Input records:
━━━

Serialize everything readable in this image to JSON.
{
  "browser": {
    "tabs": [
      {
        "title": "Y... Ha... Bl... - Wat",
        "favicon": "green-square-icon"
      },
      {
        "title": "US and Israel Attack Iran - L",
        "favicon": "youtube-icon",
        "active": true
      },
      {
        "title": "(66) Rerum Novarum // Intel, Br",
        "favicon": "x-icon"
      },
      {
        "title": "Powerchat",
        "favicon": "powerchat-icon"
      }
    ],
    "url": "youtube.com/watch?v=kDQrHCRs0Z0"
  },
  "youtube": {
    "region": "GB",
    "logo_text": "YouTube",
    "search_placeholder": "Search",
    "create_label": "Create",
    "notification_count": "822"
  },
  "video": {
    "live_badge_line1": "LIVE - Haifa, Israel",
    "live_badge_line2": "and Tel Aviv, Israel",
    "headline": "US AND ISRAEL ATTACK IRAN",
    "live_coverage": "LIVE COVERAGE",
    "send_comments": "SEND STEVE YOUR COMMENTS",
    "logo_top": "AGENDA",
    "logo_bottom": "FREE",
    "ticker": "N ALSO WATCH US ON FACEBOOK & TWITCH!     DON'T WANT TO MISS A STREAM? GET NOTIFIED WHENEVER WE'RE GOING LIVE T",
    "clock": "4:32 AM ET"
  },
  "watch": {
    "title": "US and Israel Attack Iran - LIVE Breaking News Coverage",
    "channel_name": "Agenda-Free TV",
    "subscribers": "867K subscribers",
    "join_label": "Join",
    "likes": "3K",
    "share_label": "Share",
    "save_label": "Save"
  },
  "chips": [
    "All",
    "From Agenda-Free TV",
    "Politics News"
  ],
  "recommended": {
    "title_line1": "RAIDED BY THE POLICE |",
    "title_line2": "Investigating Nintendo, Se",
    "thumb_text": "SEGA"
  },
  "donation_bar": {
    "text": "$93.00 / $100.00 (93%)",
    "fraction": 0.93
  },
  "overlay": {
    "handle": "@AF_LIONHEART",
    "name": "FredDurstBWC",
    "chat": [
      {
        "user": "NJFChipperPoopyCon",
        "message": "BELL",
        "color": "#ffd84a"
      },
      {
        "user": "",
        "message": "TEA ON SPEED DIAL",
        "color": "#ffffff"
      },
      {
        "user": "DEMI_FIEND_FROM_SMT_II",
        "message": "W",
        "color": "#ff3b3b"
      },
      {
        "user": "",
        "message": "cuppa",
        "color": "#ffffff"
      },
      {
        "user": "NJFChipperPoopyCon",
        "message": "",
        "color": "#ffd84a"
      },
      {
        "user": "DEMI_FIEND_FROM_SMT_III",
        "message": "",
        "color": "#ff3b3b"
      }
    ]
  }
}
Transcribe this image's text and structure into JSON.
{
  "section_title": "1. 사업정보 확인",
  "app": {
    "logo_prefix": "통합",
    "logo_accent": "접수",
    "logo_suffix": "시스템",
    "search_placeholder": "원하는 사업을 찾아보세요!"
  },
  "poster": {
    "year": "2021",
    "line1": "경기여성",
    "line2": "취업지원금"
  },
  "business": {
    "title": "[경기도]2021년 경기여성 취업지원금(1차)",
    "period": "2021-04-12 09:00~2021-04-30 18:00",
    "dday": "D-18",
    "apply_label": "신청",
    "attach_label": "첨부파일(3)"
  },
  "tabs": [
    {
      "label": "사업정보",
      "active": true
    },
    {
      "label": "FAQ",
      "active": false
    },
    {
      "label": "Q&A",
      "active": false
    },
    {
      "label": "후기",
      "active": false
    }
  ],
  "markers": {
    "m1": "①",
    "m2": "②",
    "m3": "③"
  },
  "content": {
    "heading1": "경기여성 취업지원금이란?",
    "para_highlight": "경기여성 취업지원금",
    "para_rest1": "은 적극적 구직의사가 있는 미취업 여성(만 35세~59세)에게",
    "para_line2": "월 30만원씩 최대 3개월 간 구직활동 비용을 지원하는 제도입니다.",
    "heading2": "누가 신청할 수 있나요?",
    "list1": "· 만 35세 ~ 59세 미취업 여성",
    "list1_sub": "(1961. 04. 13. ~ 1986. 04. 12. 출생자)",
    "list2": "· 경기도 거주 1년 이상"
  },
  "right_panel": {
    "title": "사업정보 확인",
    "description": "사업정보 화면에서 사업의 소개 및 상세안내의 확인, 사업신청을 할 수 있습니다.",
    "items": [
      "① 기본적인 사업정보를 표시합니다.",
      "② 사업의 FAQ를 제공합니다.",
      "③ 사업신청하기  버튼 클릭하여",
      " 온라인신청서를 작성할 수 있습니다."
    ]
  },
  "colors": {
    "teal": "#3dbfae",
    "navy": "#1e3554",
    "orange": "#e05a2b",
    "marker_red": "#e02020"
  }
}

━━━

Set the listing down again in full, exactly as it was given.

Serialize everything readable in this image to JSON.
{
  "browser": {
    "tabs": [
      {
        "title": "Y... Ha... Bl... - Wat",
        "favicon": "green-square-icon"
      },
      {
        "title": "US and Israel Attack Iran - L",
        "favicon": "youtube-icon",
        "active": true
      },
      {
        "title": "(66) Rerum Novarum // Intel, Br",
        "favicon": "x-icon"
      },
      {
        "title": "Powerchat",
        "favicon": "powerchat-icon"
      }
    ],
    "url": "youtube.com/watch?v=kDQrHCRs0Z0"
  },
  "youtube": {
    "region": "GB",
    "logo_text": "YouTube",
    "search_placeholder": "Search",
    "create_label": "Create",
    "notification_count": "822"
  },
  "video": {
    "live_badge_line1": "LIVE - Haifa, Israel",
    "live_badge_line2": "and Tel Aviv, Israel",
    "headline": "US AND ISRAEL ATTACK IRAN",
    "live_coverage": "LIVE COVERAGE",
    "send_comments": "SEND STEVE YOUR COMMENTS",
    "logo_top": "AGENDA",
    "logo_bottom": "FREE",
    "ticker": "N ALSO WATCH US ON FACEBOOK & TWITCH!     DON'T WANT TO MISS A STREAM? GET NOTIFIED WHENEVER WE'RE GOING LIVE T",
    "clock": "4:32 AM ET"
  },
  "watch": {
    "title": "US and Israel Attack Iran - LIVE Breaking News Coverage",
    "channel_name": "Agenda-Free TV",
    "subscribers": "867K subscribers",
    "join_label": "Join",
    "likes": "3K",
    "share_label": "Share",
    "save_label": "Save"
  },
  "chips": [
    "All",
    "From Agenda-Free TV",
    "Politics News"
  ],
  "recommended": {
    "title_line1": "RAIDED BY THE POLICE |",
    "title_line2": "Investigating Nintendo, Se",
    "thumb_text": "SEGA"
  },
  "donation_bar": {
    "text": "$93.00 / $100.00 (93%)",
    "fraction": 0.93
  },
  "overlay": {
    "handle": "@AF_LIONHEART",
    "name": "FredDurstBWC",
    "chat": [
      {
        "user": "NJFChipperPoopyCon",
        "message": "BELL",
        "color": "#ffd84a"
      },
      {
        "user": "",
        "message": "TEA ON SPEED DIAL",
        "color": "#ffffff"
      },
      {
        "user": "DEMI_FIEND_FROM_SMT_II",
        "message": "W",
        "color": "#ff3b3b"
      },
      {
        "user": "",
        "message": "cuppa",
        "color": "#ffffff"
      },
      {
        "user": "NJFChipperPoopyCon",
        "message": "",
        "color": "#ffd84a"
      },
      {
        "user": "DEMI_FIEND_FROM_SMT_III",
        "message": "",
        "color": "#ff3b3b"
      }
    ]
  }
}
Transcribe this image's text and structure into JSON.
{
  "section_title": "1. 사업정보 확인",
  "app": {
    "logo_prefix": "통합",
    "logo_accent": "접수",
    "logo_suffix": "시스템",
    "search_placeholder": "원하는 사업을 찾아보세요!"
  },
  "poster": {
    "year": "2021",
    "line1": "경기여성",
    "line2": "취업지원금"
  },
  "business": {
    "title": "[경기도]2021년 경기여성 취업지원금(1차)",
    "period": "2021-04-12 09:00~2021-04-30 18:00",
    "dday": "D-18",
    "apply_label": "신청",
    "attach_label": "첨부파일(3)"
  },
  "tabs": [
    {
      "label": "사업정보",
      "active": true
    },
    {
      "label": "FAQ",
      "active": false
    },
    {
      "label": "Q&A",
      "active": false
    },
    {
      "label": "후기",
      "active": false
    }
  ],
  "markers": {
    "m1": "①",
    "m2": "②",
    "m3": "③"
  },
  "content": {
    "heading1": "경기여성 취업지원금이란?",
    "para_highlight": "경기여성 취업지원금",
    "para_rest1": "은 적극적 구직의사가 있는 미취업 여성(만 35세~59세)에게",
    "para_line2": "월 30만원씩 최대 3개월 간 구직활동 비용을 지원하는 제도입니다.",
    "heading2": "누가 신청할 수 있나요?",
    "list1": "· 만 35세 ~ 59세 미취업 여성",
    "list1_sub": "(1961. 04. 13. ~ 1986. 04. 12. 출생자)",
    "list2": "· 경기도 거주 1년 이상"
  },
  "right_panel": {
    "title": "사업정보 확인",
    "description": "사업정보 화면에서 사업의 소개 및 상세안내의 확인, 사업신청을 할 수 있습니다.",
    "items": [
      "① 기본적인 사업정보를 표시합니다.",
      "② 사업의 FAQ를 제공합니다.",
      "③ 사업신청하기  버튼 클릭하여",
      " 온라인신청서를 작성할 수 있습니다."
    ]
  },
  "colors": {
    "teal": "#3dbfae",
    "navy": "#1e3554",
    "orange": "#e05a2b",
    "marker_red": "#e02020"
  }
}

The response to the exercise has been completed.